Staggering Feb.-Dec. job declines in face-to-face industries, NYC and the U.S.

The biggest lopsided difference in the chart above is in administrative and support services, an industry that includes building service workers who have suffered because of empty Manhattan office towers. As discussed before in this series, the first three industries in the chart above, plus administrative and support services, account for over half of the 507,000 Feb.-Dec. NYC payroll jobs decline.

All of the NYC industries in the chart above sustained double-digit job losses. In the chart below, featuring essential and remote industries plus retail trade (a face-to-face industry), the declines were all nine percent or less. Information actually showed a small NYC job gain as a result of heightened demand for the movie, television, and media content generated in this sector. In retail, the explosion in e-commerce has driven a two percent job gain at the national level while the weakness in clothing retailing has contributed to the overall decline in NYC retail jobs. Besides information, the other sector with a large NYC-U.S. disparity is in government employment—NYC’s one percent job falloff pales in comparison to the six percent drop for the U.S. overall. The 1.3 million government jobs lost at the national level between February and December exceed the declines in all other sectors except for restaurants.
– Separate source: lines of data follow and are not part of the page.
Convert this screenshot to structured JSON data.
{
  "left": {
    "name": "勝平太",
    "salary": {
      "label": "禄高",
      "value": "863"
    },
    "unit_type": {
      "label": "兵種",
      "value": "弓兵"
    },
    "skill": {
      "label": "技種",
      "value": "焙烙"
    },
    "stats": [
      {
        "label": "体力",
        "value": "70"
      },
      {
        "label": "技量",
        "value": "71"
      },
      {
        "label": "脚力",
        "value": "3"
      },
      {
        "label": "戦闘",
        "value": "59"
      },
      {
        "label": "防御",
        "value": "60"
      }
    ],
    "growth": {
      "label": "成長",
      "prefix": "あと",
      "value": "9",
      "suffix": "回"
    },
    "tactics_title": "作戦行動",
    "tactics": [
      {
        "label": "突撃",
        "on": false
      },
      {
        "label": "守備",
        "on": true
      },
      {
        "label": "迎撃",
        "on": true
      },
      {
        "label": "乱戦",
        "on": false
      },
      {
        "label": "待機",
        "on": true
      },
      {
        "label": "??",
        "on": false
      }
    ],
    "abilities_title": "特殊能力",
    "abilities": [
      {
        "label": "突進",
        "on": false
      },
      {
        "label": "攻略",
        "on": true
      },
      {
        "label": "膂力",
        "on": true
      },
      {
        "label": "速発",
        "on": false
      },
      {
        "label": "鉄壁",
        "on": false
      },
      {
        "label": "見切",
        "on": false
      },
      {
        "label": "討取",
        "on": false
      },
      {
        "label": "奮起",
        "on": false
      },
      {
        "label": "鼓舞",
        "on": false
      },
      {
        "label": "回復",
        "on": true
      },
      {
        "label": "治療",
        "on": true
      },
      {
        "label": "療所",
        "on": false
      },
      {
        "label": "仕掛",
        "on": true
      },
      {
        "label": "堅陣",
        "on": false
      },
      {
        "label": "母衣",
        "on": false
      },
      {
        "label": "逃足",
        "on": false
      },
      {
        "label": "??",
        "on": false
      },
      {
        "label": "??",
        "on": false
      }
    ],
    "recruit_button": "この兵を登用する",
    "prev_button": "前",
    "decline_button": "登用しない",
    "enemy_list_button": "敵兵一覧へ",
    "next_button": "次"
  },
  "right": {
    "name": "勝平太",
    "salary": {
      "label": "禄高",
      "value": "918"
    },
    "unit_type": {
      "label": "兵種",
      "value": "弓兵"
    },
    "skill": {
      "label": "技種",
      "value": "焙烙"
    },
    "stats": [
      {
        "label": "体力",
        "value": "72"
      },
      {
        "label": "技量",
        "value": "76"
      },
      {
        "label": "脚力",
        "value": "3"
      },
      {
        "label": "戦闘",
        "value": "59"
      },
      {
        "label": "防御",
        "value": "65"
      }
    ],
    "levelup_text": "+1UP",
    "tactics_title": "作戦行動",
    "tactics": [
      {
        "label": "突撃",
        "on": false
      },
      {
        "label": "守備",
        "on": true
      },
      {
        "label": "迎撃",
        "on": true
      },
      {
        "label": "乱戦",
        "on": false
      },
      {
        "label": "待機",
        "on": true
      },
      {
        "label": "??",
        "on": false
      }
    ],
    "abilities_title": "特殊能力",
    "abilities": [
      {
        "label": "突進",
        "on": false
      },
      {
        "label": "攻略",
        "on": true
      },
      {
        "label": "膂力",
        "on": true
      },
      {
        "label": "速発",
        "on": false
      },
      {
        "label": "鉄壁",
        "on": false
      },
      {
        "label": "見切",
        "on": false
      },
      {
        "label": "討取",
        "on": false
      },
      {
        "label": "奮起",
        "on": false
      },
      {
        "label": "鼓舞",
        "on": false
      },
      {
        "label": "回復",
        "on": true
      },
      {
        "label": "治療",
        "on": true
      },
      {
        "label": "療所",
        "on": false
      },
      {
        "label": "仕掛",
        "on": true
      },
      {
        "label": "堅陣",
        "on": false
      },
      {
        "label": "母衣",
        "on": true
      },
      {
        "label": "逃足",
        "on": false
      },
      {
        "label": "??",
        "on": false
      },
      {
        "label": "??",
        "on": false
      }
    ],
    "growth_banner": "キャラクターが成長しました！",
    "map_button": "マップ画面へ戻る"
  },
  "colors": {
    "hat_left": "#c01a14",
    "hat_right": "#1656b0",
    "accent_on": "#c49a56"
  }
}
Much smaller job declines in essential and remote sectors with a small information sector gain in NYC

The biggest lopsided difference in the chart above is in administrative and support services, an industry that includes building service workers who have suffered because of empty Manhattan office towers. As discussed before in this series, the first three industries in the chart above, plus administrative and support services, account for over half of the 507,000 Feb.-Dec. NYC payroll jobs decline.
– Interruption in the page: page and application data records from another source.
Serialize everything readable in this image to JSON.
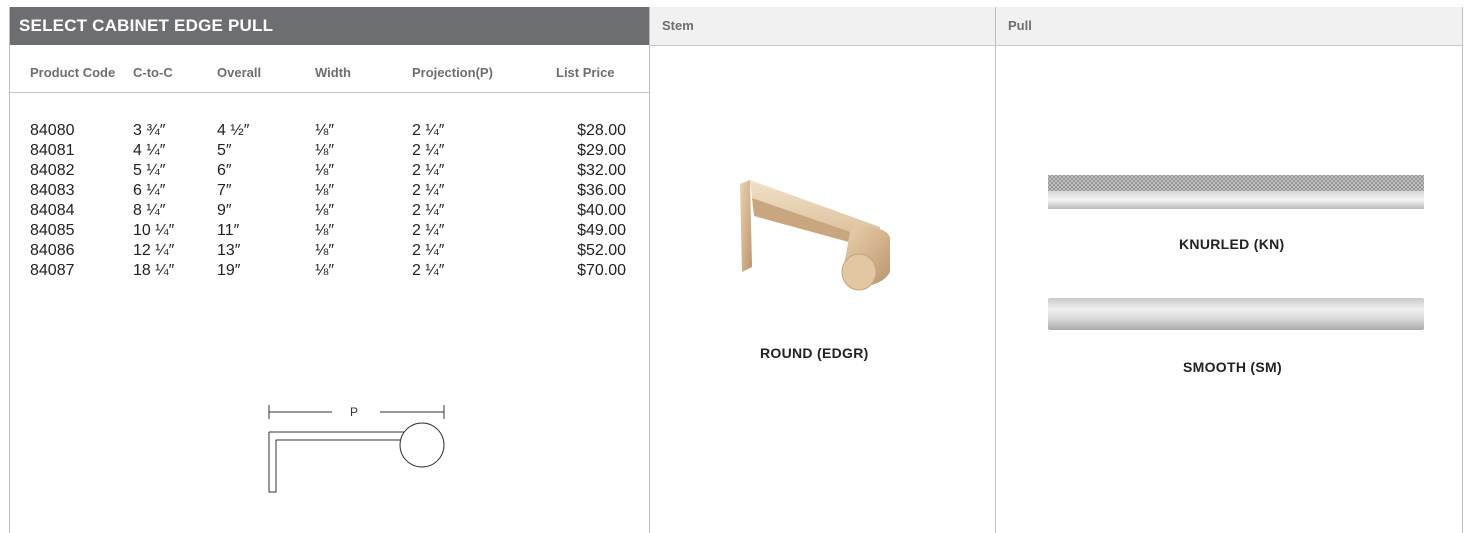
{
  "left": {
    "title": "SELECT CABINET EDGE PULL",
    "columns": [
      "Product Code",
      "C-to-C",
      "Overall",
      "Width",
      "Projection(P)",
      "List Price"
    ],
    "rows": [
      [
        "84080",
        "3 ¾″",
        "4 ½″",
        "⅛″",
        "2 ¼″",
        "$28.00"
      ],
      [
        "84081",
        "4 ¼″",
        "5″",
        "⅛″",
        "2 ¼″",
        "$29.00"
      ],
      [
        "84082",
        "5 ¼″",
        "6″",
        "⅛″",
        "2 ¼″",
        "$32.00"
      ],
      [
        "84083",
        "6 ¼″",
        "7″",
        "⅛″",
        "2 ¼″",
        "$36.00"
      ],
      [
        "84084",
        "8 ¼″",
        "9″",
        "⅛″",
        "2 ¼″",
        "$40.00"
      ],
      [
        "84085",
        "10 ¼″",
        "11″",
        "⅛″",
        "2 ¼″",
        "$49.00"
      ],
      [
        "84086",
        "12 ¼″",
        "13″",
        "⅛″",
        "2 ¼″",
        "$52.00"
      ],
      [
        "84087",
        "18 ¼″",
        "19″",
        "⅛″",
        "2 ¼″",
        "$70.00"
      ]
    ],
    "diagram_label": "P"
  },
  "stem": {
    "header": "Stem",
    "caption": "ROUND (EDGR)"
  },
  "pull": {
    "header": "Pull",
    "options": [
      "KNURLED (KN)",
      "SMOOTH (SM)"
    ]
  },
  "colors": {
    "header_dark": "#6d6e71",
    "header_light": "#f1f1f2",
    "stem_finish": "#d8b993"
  }
}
All of the NYC industries in the chart above sustained double-digit job losses. In the chart below, featuring essential and remote industries plus retail trade (a face-to-face industry), the declines were all nine percent or less. Information actually showed a small NYC job gain as a result of heightened demand for the movie, television, and media content generated in this sector. In retail, the explosion in e-commerce has driven a two percent job gain at the national level while the weakness in clothing retailing has contributed to the overall decline in NYC retail jobs. Besides information, the other sector with a large NYC-U.S. disparity is in government employment—NYC’s one percent job falloff pales in comparison to the six percent drop for the U.S. overall. The 1.3 million government jobs lost at the national level between February and December exceed the declines in all other sectors except for restaurants.

Much smaller job declines in essential and remote sectors with a small information sector gain in NYC

That leaves us with one very specific industry that stands out in this unusual economic environment: delivery jobs. Home-bound families buying online and having food delivered from their favorite restaurants have super-charged growth in delivery jobs, totaling more than a half-million at the national level. While NYC’s 74 percent delivery job growth surpassed the nation’s 67 percent gain, the NYC job growth has been a mere 14,000 since Labor Department data only captures payroll jobs. There likely are multiples of that number of delivery jobs being added (both in the city and more broadly) where workers are hired as independent contractors, with many working through delivery apps like Uber Eats or Door Dash or through labor contractors serving Amazon. There’s no question that delivery jobs are in high demand, but they also are noteworthy for being of low quality, offering rock-bottom pay with no benefits, no paid leave, and no rights. But at the moment, delivery jobs are the only ones being created.

Delivery work is the only significant source of job gains in the Covid economy